  35. Colleagues • Software engineers shall be fair to and supportive

    of their colleagues.  Credit fully the work of others and refrain from taking undue credit.  Give a fair hearing to the opinions, concerns, or complaints of a colleague.  In situations outside of their own areas of competence, call upon the opinions of other professionals who have competence in that area.
  36. Self • Software engineers shall participate in lifelong learning regarding

    the practice of their profession and shall promote an ethical approach to the practice of the profession.  Further their knowledge  Improve their ability to create safe, reliable, and useful quality software  Improve their ability to produce accurate, informative, and well-written documentation.
  37. Problems with codes of conduct • They don’t cover every

    case (nor should they). • Can a list of rules define a behaviour that everyone considers right? • Little penalty for non-compliance  Requires a Personal Code of Ethics that is broadly in line with the Professional Code.
  38. Ethical Delemma 1: Reverse Engineering • When is reverse engineering

    ethical? • Scenario: You are asked to produce software to read in a file (with an undisclosed proprietary format) into an application.  Test vectors and analysis?  Decompilation?  “Clean room” environment
  39. 45 Ethics and Professional Conduct • Why should we be
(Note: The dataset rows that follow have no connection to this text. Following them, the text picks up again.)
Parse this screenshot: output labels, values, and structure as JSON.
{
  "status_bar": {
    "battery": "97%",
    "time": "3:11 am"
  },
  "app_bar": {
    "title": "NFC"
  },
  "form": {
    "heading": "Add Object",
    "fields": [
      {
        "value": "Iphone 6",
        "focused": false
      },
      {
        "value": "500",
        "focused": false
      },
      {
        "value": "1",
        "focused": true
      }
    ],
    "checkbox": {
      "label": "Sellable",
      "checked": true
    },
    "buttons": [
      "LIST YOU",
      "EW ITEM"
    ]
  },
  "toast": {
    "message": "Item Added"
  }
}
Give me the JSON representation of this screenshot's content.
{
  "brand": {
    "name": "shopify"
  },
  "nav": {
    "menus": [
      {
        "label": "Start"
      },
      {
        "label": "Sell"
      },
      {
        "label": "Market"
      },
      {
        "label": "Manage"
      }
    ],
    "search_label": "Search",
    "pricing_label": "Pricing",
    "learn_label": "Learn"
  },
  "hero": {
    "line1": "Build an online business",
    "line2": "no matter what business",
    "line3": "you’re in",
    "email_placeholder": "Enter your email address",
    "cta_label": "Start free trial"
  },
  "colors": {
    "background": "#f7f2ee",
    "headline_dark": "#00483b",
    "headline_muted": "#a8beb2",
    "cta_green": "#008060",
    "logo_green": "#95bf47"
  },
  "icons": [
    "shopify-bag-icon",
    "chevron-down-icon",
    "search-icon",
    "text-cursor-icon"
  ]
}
    interested in ethics and professional conduct? • Here is one answer:  Today the quality of software produced by software engineers is critical to society.  The success of many, if not most, human endeavors is dependent on high-quality software (e.g. applications used in financial, legal, library, health, personnel, and transportation systems)  Lives depend on the safety and reliability of many software systems (e.g. control of aircraft, medical devices, and nuclear power stations)  In additional to technical capability, the quality of software products depend on the ethics and professional conduct of the engineers that developer develop them.